The BMW 5-Series is more than a status symbol for company directors and top management. June Neary reports.
Will It Suit Me?

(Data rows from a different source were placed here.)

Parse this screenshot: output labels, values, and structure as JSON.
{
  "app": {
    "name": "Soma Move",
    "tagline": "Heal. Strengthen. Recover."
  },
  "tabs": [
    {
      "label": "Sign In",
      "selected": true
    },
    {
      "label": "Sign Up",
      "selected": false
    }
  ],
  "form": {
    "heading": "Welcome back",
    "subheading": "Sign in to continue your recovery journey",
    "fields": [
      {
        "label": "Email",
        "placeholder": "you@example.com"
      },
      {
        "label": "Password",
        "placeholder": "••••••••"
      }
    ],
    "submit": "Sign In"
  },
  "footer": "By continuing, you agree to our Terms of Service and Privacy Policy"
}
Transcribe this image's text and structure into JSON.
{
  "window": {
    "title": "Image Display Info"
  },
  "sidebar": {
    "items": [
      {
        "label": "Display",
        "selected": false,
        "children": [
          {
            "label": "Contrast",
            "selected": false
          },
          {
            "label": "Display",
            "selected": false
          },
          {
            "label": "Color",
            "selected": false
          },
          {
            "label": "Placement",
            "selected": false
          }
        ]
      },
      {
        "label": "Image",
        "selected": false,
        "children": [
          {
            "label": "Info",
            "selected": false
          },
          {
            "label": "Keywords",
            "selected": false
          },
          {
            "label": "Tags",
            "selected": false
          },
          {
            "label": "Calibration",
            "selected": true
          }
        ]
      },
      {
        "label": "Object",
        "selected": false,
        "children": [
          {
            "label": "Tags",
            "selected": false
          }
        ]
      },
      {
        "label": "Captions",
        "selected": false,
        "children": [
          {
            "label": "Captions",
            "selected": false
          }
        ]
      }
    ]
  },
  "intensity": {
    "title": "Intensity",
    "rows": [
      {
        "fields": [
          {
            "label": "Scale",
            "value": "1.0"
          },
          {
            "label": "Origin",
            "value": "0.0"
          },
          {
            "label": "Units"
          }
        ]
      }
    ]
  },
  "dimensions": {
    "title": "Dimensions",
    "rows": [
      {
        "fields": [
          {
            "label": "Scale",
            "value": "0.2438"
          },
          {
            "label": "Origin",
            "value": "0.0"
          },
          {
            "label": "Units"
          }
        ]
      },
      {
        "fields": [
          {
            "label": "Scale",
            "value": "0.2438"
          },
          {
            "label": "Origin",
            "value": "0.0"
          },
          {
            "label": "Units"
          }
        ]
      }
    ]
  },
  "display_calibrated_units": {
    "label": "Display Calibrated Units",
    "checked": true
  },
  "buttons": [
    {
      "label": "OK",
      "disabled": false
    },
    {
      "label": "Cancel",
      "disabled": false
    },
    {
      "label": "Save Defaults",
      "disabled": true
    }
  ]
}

You could be forgiven for thinking that the world of the executive car is a rather macho one. All those business high flyers struggling to out do each other with a bigger engine, a more sumptuous cabin or a higher gadget count, it can all appear very unseemly when viewed from afar. There's little doubt that the one-upmanship which creeps into the thinking of so many car buyers is more prevalent when we're talking about these executive expresses thanks to the burning desire to keep up appearances for the benefit of colleagues and rivals but they are just cars and some of the best cars in the world at that. I took a look at BMW's latest 5 Series to see what it has to offer those who aren't jockeying for position on the greasy corporate pole. The 5 is a big executive car that's bigger than ever in its latest form thanks to a basic chassis that's shared with the even more luxurious 7 Series. Its key rivals need little introduction partly because this BMW, the Mercedes E-Class, Audi's A6 and, increasingly, the Jaguar XF have the executive car market virtually sewn-up between them. The 5 Series has to get itself selected ahead of these very capable rivals whether that's by private buyers or, more importantly, but the business people lucky enough to be offered this kind of vehicle as a company car.
It's important to remember that although it's fiercely competitive, the executive car market is quite conservative. Outlandish styling and left-field ideas don't tend to go down very well as BMW found with the previous generation 5. It was a very advanced car that drew criticism for its unorthodox looks and complex menu-driven control systems. Today's model is much more conformist with handsome but understated looks and controls that have been finessed to improve usability. You'll need to look quite carefully for the cosmetic updates to this latest version and believe me, that's a good thing. There's a maturity and elegance to the F10 generation 5 Series, a certain understatement that speaks of confidence. The wheelbase of this car is 80mm longer than the previous generation model and this is made to count inside where there's lots of rear passenger space, including an extra 13mm of knee-room. The seats split 40:20:40 and fold down but even without them lowered, 520-litres of capacity is on offer beneath the boot lid. The design of the cabin throws up few surprises with much of the switchgear being similar to items seen before on the larger BMW products. The minimalist design is appealing and there's still a button for all the important functions with only the more arcane stuff accessed through the dreaded iDrive menu system which has been greatly simplified since it first reared its head.
Behind the Wheel
BMW has a fantastic line-up of different engines with scope to turn the Five into anything from a snarling performance saloon to a super-economical motorway mile muncher. Across the range, the level of fuel economy you get for the performance on offer really is first class. I tried the 530d diesel model and came away hugely impressed with its powerful performance and particularly with the huge swell of torque that hits home early in the rev range. It makes the car feel effortless under normal driving conditions and properly quick if you elect to put your foot down. As much as most customers would love an M5, reality for many is the 184bhp four cylinder unit in the 520d. Then there's the same engine offered with 218bhp in the 525d before you get to the six cylinder 24v diesel variant that most customers choose, the 258bhp 530d. This sits just below the top 313bhp 535d version. An interesting alternative to diesel is provided by the petrol/electric ActiveHybrid5 model, costing a little more than the top diesel and putting out 306bhp from a 24v six cylinder 3.0-litre petrol powerplant. More conventional petrol Fives start with the 184bhp 520i. Using the same 2.0-litre four cylinder engine is the 245bhp 528i, arguably a better choice than the 272bhp six cylinder 530i. Really quick 5 series motoring starts with the 306bhp turbocharged 535i and the 407bhp 550i before culminating with the aforementioned 4.4-litre V8-powered M5 super saloon. Refinement is very good whatever powerplant you select, as befits an executive car like this. The engine is muted and there's very little wind noise. The suspension can clunk and bump over sudden undulations in the road surface but generally the ride is very comfortable. Options such as the M Sport suspension and the DDC adaptive dampers provide a sharper feel on the road.
Value For Money
More than the prices, it's the specification where BMW is attempting to get ahead of the competition. All models get leather trim, a high quality stereo and a Bluetooth telephone kit along with all the usual features while six-cylinder models gain a USB audio connector and ambient lighting around the cabin. There are SE and M Sport models to choose from and a choice of saloon or Touring estate bodystyles.
Could I Live With One?
That the 5 Series comes across as an extremely good car will be no surprise but it's up against a plethora of similarly capable models in the executive car class. Splitting the leading contenders isn't easy but the latest 5 with its sparkling engine range smart looks and elegantly crafted cabin is a powerful contender.